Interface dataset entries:
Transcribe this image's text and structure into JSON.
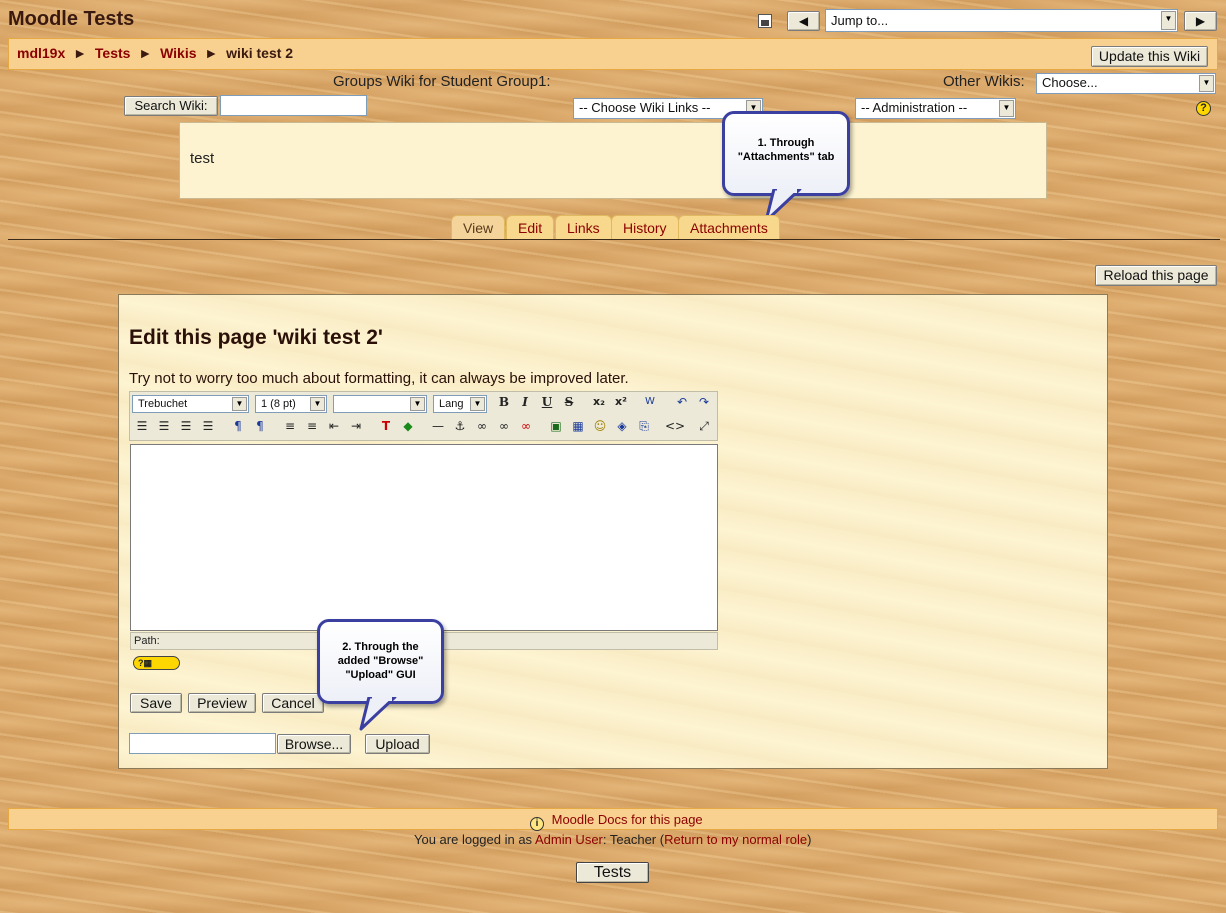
{
  "header": {
    "site_title": "Moodle Tests",
    "jump_to": "Jump to...",
    "prev_icon": "left-triangle",
    "next_icon": "right-triangle",
    "print_icon": "printer-icon"
  },
  "breadcrumb": {
    "items": [
      "mdl19x",
      "Tests",
      "Wikis",
      "wiki test 2"
    ],
    "separator": "►"
  },
  "update_button": "Update this Wiki",
  "wiki_bar": {
    "groups_label": "Groups Wiki for Student Group1:",
    "other_wikis_label": "Other Wikis:",
    "other_wikis_select": "Choose...",
    "search_button": "Search Wiki:",
    "search_value": "",
    "links_select": "-- Choose Wiki Links --",
    "admin_select": "-- Administration --",
    "help_icon": "help-icon"
  },
  "summary_box": {
    "text": "test"
  },
  "callout1": {
    "line1": "1. Through",
    "line2": "\"Attachments\" tab"
  },
  "tabs": [
    {
      "label": "View",
      "active": true
    },
    {
      "label": "Edit",
      "active": false
    },
    {
      "label": "Links",
      "active": false
    },
    {
      "label": "History",
      "active": false
    },
    {
      "label": "Attachments",
      "active": false
    }
  ],
  "reload_button": "Reload this page",
  "editor_panel": {
    "heading": "Edit this page 'wiki test 2'",
    "hint": "Try not to worry too much about formatting, it can always be improved later.",
    "font_select": "Trebuchet",
    "size_select": "1 (8 pt)",
    "style_select": "",
    "lang_select": "Lang",
    "path_label": "Path:",
    "save": "Save",
    "preview": "Preview",
    "cancel": "Cancel",
    "browse": "Browse...",
    "upload": "Upload"
  },
  "callout2": {
    "line1": "2. Through the",
    "line2": "added \"Browse\"",
    "line3": "\"Upload\" GUI"
  },
  "footer": {
    "docs_link": "Moodle Docs for this page",
    "logged_prefix": "You are logged in as ",
    "user": "Admin User",
    "role_text": ": Teacher (",
    "return_link": "Return to my normal role",
    "close_paren": ")",
    "course_button": "Tests"
  },
  "colors": {
    "link": "#8b0000",
    "bar": "#f8d090",
    "panel": "#fdf3d0",
    "callout_border": "#3a3fa0"
  }
}
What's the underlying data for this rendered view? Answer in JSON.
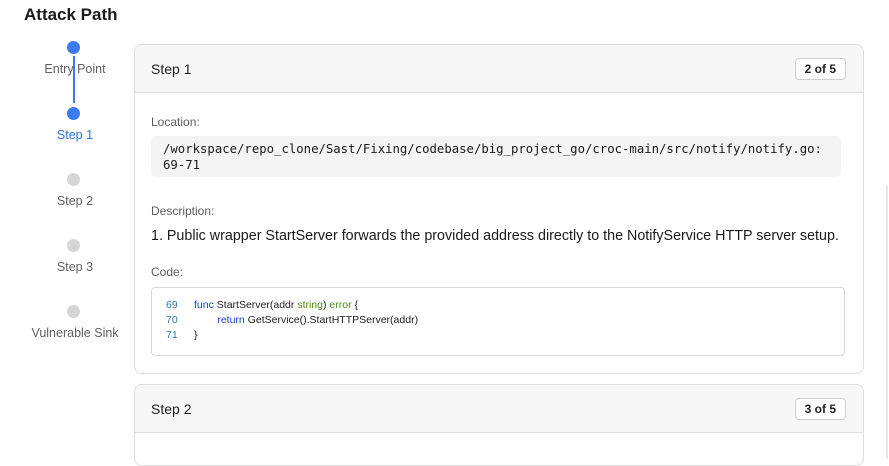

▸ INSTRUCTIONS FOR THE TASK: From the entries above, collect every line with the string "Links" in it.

▸ TASK RESPONSE:
    "links_select": "-- Choose Wiki Links --",
      "label": "Links",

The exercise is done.